Dataset rows for apps and sites:
.....

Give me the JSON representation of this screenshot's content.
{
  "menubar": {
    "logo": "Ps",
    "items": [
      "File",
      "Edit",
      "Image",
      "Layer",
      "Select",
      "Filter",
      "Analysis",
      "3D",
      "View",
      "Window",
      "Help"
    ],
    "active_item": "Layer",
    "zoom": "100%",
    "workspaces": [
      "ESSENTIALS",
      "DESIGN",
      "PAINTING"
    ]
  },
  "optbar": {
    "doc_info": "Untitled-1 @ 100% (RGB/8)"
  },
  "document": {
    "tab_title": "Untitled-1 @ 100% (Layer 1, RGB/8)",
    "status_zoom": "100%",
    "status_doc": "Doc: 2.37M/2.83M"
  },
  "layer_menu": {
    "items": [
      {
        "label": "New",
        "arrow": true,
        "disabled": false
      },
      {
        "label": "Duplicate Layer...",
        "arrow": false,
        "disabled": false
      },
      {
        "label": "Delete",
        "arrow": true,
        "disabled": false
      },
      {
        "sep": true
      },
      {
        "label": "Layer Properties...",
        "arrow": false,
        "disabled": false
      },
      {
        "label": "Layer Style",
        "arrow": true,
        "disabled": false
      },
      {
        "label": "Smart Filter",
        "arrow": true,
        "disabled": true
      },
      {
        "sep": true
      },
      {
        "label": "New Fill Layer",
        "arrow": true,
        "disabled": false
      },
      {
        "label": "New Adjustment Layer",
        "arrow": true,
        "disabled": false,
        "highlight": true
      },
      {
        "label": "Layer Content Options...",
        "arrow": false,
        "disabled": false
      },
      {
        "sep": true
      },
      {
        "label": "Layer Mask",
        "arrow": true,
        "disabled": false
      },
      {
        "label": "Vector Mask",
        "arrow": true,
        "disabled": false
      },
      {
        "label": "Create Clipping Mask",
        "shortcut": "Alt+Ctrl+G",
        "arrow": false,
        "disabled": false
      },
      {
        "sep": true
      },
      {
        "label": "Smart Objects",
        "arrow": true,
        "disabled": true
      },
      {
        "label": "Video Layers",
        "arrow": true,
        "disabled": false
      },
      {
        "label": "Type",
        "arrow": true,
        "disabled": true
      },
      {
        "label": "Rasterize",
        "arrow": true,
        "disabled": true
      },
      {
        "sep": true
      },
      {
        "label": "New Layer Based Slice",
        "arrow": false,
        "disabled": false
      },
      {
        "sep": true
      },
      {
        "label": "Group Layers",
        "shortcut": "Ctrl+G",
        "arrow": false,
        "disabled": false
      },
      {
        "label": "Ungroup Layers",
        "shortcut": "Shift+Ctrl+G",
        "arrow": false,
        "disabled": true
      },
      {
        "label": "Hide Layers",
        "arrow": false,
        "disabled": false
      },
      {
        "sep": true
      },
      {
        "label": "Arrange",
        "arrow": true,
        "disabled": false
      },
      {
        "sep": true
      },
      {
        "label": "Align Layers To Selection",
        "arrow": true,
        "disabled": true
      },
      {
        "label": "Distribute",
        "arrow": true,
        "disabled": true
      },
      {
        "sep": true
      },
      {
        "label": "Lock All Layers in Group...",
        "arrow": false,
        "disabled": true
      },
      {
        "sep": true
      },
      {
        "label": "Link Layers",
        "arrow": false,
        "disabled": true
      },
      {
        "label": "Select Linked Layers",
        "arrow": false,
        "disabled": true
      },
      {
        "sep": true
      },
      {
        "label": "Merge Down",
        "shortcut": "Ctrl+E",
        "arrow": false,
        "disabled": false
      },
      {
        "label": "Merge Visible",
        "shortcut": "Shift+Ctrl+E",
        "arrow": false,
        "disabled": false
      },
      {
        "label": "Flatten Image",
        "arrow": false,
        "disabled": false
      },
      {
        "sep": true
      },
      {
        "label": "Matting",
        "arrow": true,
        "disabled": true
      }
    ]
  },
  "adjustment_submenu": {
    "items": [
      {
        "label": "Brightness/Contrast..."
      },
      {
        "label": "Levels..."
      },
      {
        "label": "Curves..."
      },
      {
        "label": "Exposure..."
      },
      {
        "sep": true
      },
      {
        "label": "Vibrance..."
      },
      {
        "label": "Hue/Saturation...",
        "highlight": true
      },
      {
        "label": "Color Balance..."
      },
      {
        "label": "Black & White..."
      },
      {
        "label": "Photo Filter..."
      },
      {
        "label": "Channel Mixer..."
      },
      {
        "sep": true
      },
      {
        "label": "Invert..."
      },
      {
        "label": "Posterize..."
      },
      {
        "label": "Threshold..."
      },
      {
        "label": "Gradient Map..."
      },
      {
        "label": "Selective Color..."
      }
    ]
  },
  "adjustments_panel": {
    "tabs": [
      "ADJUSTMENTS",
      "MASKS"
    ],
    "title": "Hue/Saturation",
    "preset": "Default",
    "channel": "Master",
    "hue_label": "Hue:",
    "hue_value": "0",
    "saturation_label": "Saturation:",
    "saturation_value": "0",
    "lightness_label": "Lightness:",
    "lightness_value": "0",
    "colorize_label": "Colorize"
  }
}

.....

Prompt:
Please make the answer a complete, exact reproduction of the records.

Solution to this problem:
Give me the JSON representation of this screenshot's content.
{
  "menubar": {
    "logo": "Ps",
    "items": [
      "File",
      "Edit",
      "Image",
      "Layer",
      "Select",
      "Filter",
      "Analysis",
      "3D",
      "View",
      "Window",
      "Help"
    ],
    "active_item": "Layer",
    "zoom": "100%",
    "workspaces": [
      "ESSENTIALS",
      "DESIGN",
      "PAINTING"
    ]
  },
  "optbar": {
    "doc_info": "Untitled-1 @ 100% (RGB/8)"
  },
  "document": {
    "tab_title": "Untitled-1 @ 100% (Layer 1, RGB/8)",
    "status_zoom": "100%",
    "status_doc": "Doc: 2.37M/2.83M"
  },
  "layer_menu": {
    "items": [
      {
        "label": "New",
        "arrow": true,
        "disabled": false
      },
      {
        "label": "Duplicate Layer...",
        "arrow": false,
        "disabled": false
      },
      {
        "label": "Delete",
        "arrow": true,
        "disabled": false
      },
      {
        "sep": true
      },
      {
        "label": "Layer Properties...",
        "arrow": false,
        "disabled": false
      },
      {
        "label": "Layer Style",
        "arrow": true,
        "disabled": false
      },
      {
        "label": "Smart Filter",
        "arrow": true,
        "disabled": true
      },
      {
        "sep": true
      },
      {
        "label": "New Fill Layer",
        "arrow": true,
        "disabled": false
      },
      {
        "label": "New Adjustment Layer",
        "arrow": true,
        "disabled": false,
        "highlight": true
      },
      {
        "label": "Layer Content Options...",
        "arrow": false,
        "disabled": false
      },
      {
        "sep": true
      },
      {
        "label": "Layer Mask",
        "arrow": true,
        "disabled": false
      },
      {
        "label": "Vector Mask",
        "arrow": true,
        "disabled": false
      },
      {
        "label": "Create Clipping Mask",
        "shortcut": "Alt+Ctrl+G",
        "arrow": false,
        "disabled": false
      },
      {
        "sep": true
      },
      {
        "label": "Smart Objects",
        "arrow": true,
        "disabled": true
      },
      {
        "label": "Video Layers",
        "arrow": true,
        "disabled": false
      },
      {
        "label": "Type",
        "arrow": true,
        "disabled": true
      },
      {
        "label": "Rasterize",
        "arrow": true,
        "disabled": true
      },
      {
        "sep": true
      },
      {
        "label": "New Layer Based Slice",
        "arrow": false,
        "disabled": false
      },
      {
        "sep": true
      },
      {
        "label": "Group Layers",
        "shortcut": "Ctrl+G",
        "arrow": false,
        "disabled": false
      },
      {
        "label": "Ungroup Layers",
        "shortcut": "Shift+Ctrl+G",
        "arrow": false,
        "disabled": true
      },
      {
        "label": "Hide Layers",
        "arrow": false,
        "disabled": false
      },
      {
        "sep": true
      },
      {
        "label": "Arrange",
        "arrow": true,
        "disabled": false
      },
      {
        "sep": true
      },
      {
        "label": "Align Layers To Selection",
        "arrow": true,
        "disabled": true
      },
      {
        "label": "Distribute",
        "arrow": true,
        "disabled": true
      },
      {
        "sep": true
      },
      {
        "label": "Lock All Layers in Group...",
        "arrow": false,
        "disabled": true
      },
      {
        "sep": true
      },
      {
        "label": "Link Layers",
        "arrow": false,
        "disabled": true
      },
      {
        "label": "Select Linked Layers",
        "arrow": false,
        "disabled": true
      },
      {
        "sep": true
      },
      {
        "label": "Merge Down",
        "shortcut": "Ctrl+E",
        "arrow": false,
        "disabled": false
      },
      {
        "label": "Merge Visible",
        "shortcut": "Shift+Ctrl+E",
        "arrow": false,
        "disabled": false
      },
      {
        "label": "Flatten Image",
        "arrow": false,
        "disabled": false
      },
      {
        "sep": true
      },
      {
        "label": "Matting",
        "arrow": true,
        "disabled": true
      }
    ]
  },
  "adjustment_submenu": {
    "items": [
      {
        "label": "Brightness/Contrast..."
      },
      {
        "label": "Levels..."
      },
      {
        "label": "Curves..."
      },
      {
        "label": "Exposure..."
      },
      {
        "sep": true
      },
      {
        "label": "Vibrance..."
      },
      {
        "label": "Hue/Saturation...",
        "highlight": true
      },
      {
        "label": "Color Balance..."
      },
      {
        "label": "Black & White..."
      },
      {
        "label": "Photo Filter..."
      },
      {
        "label": "Channel Mixer..."
      },
      {
        "sep": true
      },
      {
        "label": "Invert..."
      },
      {
        "label": "Posterize..."
      },
      {
        "label": "Threshold..."
      },
      {
        "label": "Gradient Map..."
      },
      {
        "label": "Selective Color..."
      }
    ]
  },
  "adjustments_panel": {
    "tabs": [
      "ADJUSTMENTS",
      "MASKS"
    ],
    "title": "Hue/Saturation",
    "preset": "Default",
    "channel": "Master",
    "hue_label": "Hue:",
    "hue_value": "0",
    "saturation_label": "Saturation:",
    "saturation_value": "0",
    "lightness_label": "Lightness:",
    "lightness_value": "0",
    "colorize_label": "Colorize"
  }
}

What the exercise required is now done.